And it stopped right in time for the sunset. Gorgeous.

Thanks for all the feels, Santorini.

Hot tips for visiting Santorini:

Hotel idea: We stayed at the Residence Suites in Oia and loved it. If you have trouble with stairs, you may want to consider staying near Fira. Oia is like living on a Stairmaster.

Where to eat: We loved Lotza, Pelekanos, Candouni and the Ammoudi Fish Tavern, all in Oia. We also enjoyed Tramonto, Passaggio and Vitrin for coffee, although they are pricey.

What to eat: Fava bean dip, anything eggplant, seafood, frozen Greek yogurt, yogurt in general. The food is great. Santo Nuts (candied nuts available at most markets) are wonderful. We ate these all the time.

What to drink: Local beer brand Donkey beer. For wine, Santorini Vinsanto and Assyrtiko were favorites of mine. The Vinsanto is a sweet wine, so avoid if you prefer more dry. Buy bottled water rather than drinking tap water. Bottled water is very cheap.

What to bring: Sunscreen. It’s expensive on the island. Your swimsuit and towel. A camera. You’ll need it.

When to go: Just after the busy season, in September. And at the end of your trip. You wouldn’t put the finale at the beginning of a fireworks show.

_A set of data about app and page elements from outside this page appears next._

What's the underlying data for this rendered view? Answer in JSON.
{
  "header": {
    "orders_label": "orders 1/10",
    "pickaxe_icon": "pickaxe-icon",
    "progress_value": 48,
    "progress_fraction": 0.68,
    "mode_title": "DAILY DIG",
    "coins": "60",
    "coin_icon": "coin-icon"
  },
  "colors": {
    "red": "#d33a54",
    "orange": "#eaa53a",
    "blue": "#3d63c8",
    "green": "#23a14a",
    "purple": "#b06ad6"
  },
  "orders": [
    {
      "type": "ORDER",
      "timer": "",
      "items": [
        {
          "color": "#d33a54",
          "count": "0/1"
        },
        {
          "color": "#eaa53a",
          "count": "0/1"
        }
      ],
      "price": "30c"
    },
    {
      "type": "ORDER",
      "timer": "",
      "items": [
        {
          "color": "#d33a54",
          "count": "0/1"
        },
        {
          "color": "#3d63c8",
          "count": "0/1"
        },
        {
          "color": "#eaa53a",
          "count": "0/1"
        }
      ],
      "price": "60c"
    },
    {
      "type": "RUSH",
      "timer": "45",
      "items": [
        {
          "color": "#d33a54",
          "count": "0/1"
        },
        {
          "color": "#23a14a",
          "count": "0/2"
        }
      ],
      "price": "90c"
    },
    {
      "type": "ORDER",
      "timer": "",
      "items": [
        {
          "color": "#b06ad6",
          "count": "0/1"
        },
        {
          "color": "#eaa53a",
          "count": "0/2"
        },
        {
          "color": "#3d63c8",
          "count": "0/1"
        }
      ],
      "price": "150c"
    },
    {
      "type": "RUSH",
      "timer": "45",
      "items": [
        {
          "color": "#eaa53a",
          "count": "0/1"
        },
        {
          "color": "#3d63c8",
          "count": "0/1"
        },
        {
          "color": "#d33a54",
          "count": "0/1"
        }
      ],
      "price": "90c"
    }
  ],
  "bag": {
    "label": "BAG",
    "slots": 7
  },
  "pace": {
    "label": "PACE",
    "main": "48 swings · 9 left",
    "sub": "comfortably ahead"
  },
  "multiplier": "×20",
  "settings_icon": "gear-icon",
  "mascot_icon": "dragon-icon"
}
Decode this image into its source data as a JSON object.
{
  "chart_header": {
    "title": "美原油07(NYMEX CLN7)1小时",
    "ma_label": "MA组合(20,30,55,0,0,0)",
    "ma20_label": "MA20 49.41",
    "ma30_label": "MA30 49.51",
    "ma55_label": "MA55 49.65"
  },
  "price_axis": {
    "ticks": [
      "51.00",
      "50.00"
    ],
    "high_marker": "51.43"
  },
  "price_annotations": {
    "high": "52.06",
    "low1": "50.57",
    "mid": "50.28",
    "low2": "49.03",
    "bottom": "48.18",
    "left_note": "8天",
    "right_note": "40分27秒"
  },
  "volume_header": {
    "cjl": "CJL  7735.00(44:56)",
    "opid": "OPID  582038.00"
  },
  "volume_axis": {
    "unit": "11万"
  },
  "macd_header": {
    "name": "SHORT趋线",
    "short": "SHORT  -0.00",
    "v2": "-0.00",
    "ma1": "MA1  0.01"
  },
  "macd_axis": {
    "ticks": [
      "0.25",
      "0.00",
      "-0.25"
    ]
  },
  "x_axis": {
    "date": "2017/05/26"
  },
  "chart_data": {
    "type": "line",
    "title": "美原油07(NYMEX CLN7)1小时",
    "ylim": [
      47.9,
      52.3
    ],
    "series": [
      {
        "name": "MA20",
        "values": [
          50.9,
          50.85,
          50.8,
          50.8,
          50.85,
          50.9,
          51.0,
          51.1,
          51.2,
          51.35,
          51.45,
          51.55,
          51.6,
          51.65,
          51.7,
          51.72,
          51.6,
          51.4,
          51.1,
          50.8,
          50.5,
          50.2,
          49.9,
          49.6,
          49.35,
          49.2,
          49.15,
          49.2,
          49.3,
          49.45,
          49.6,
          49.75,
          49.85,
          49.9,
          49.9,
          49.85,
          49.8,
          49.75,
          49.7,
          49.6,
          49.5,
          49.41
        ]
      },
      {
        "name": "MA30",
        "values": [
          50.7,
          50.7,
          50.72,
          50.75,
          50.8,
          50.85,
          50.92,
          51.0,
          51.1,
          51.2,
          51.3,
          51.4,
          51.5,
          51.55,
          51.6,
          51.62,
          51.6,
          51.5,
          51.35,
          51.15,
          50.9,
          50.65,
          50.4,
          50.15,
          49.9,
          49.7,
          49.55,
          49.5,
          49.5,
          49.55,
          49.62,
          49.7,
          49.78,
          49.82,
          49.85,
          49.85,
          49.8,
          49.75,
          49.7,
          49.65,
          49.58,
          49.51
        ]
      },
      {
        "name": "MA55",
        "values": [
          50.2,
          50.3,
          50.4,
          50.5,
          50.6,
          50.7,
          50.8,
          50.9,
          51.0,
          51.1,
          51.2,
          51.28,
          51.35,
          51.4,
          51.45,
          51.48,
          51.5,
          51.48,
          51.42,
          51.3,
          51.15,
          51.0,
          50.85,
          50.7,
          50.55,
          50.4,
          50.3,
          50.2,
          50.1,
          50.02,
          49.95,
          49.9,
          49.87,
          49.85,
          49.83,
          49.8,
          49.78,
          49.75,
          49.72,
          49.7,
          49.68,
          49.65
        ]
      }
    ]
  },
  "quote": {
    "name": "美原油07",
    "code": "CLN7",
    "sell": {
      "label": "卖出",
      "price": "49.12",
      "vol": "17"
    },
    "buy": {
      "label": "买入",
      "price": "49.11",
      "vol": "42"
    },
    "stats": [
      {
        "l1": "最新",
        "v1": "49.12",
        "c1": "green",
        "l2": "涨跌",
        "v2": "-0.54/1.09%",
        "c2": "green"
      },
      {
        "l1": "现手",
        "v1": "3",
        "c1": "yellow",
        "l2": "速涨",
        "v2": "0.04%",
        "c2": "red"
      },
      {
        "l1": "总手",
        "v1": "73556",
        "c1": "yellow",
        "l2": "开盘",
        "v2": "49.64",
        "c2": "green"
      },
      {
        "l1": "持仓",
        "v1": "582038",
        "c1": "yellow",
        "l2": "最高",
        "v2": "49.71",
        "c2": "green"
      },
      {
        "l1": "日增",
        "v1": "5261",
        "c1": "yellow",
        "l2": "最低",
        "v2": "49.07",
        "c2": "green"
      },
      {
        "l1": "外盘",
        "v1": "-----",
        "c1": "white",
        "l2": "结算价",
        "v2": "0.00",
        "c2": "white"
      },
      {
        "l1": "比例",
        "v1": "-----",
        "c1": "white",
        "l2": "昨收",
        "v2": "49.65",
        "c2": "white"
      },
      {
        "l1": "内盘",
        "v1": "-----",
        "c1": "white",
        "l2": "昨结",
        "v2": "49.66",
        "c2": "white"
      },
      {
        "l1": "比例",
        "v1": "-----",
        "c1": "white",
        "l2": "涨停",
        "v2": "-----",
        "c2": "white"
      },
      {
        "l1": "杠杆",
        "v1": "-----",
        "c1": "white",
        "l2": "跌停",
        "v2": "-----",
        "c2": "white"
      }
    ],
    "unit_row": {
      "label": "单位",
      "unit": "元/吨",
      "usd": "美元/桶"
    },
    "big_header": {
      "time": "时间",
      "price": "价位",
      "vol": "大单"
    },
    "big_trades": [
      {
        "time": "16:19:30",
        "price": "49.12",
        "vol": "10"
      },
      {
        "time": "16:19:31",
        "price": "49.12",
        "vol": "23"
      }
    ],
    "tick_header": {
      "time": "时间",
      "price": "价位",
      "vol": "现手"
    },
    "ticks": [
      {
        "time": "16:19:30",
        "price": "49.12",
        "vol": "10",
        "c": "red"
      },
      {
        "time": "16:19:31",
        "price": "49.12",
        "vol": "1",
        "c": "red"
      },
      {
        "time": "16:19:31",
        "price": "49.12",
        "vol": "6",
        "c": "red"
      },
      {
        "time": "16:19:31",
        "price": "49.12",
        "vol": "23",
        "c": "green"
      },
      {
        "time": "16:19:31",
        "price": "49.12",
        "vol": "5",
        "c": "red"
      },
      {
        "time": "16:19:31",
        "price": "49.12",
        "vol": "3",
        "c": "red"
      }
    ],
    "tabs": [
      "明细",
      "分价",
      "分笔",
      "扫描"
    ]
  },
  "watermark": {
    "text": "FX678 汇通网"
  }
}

What to do: Take a yacht cruise. Shop at the cute souvenir shops. Buy some jewelry. Meet dogs and cats. Hike. Take pictures. Nap. Drink wine. Eat cheese. Go to Atlantis Books, grab something to read, and relax.